===== Entries shown =====

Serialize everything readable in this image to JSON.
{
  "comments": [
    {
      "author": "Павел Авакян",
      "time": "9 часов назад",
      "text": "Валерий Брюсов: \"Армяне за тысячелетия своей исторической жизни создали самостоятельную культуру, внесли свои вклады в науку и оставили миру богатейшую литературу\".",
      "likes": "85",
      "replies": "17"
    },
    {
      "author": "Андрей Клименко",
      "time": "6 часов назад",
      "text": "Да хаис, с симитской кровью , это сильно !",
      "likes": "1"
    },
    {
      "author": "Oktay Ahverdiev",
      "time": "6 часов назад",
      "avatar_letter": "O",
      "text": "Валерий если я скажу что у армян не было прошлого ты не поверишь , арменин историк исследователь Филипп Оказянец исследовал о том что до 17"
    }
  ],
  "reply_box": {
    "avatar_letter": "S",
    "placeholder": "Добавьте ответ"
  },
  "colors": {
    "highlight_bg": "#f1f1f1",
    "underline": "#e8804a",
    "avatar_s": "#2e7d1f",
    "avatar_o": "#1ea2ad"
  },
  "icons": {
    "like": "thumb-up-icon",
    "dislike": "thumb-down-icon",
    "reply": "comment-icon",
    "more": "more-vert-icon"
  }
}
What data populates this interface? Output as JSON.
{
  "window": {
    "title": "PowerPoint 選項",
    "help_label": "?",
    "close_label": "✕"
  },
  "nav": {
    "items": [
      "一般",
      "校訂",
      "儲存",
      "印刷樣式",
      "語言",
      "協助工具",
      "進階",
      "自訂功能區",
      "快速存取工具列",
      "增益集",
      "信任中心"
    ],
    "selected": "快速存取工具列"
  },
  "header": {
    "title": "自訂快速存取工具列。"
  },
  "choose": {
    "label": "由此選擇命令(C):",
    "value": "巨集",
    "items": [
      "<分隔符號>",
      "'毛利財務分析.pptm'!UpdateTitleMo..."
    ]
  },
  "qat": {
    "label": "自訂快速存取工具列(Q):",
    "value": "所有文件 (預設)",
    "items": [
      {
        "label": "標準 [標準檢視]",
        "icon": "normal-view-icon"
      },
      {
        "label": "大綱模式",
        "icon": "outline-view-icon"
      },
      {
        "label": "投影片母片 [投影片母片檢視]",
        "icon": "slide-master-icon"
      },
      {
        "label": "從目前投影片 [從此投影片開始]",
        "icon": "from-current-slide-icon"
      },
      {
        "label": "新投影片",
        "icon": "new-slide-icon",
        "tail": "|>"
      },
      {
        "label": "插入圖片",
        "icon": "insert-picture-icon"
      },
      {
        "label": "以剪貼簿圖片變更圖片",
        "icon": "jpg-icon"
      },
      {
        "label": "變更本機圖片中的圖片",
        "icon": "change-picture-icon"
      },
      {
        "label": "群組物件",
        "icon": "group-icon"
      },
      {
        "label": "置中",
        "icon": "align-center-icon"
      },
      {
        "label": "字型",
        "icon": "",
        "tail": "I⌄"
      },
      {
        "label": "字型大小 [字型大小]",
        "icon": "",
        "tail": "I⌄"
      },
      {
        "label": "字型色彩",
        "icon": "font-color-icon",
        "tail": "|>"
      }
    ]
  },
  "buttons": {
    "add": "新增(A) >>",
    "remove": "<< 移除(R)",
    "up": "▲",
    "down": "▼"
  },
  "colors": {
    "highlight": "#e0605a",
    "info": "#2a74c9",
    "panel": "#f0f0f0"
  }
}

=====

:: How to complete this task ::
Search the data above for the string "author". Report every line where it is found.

:: Answer to this task ::
      "author": "Павел Авакян",
      "author": "Андрей Клименко",
      "author": "Oktay Ahverdiev",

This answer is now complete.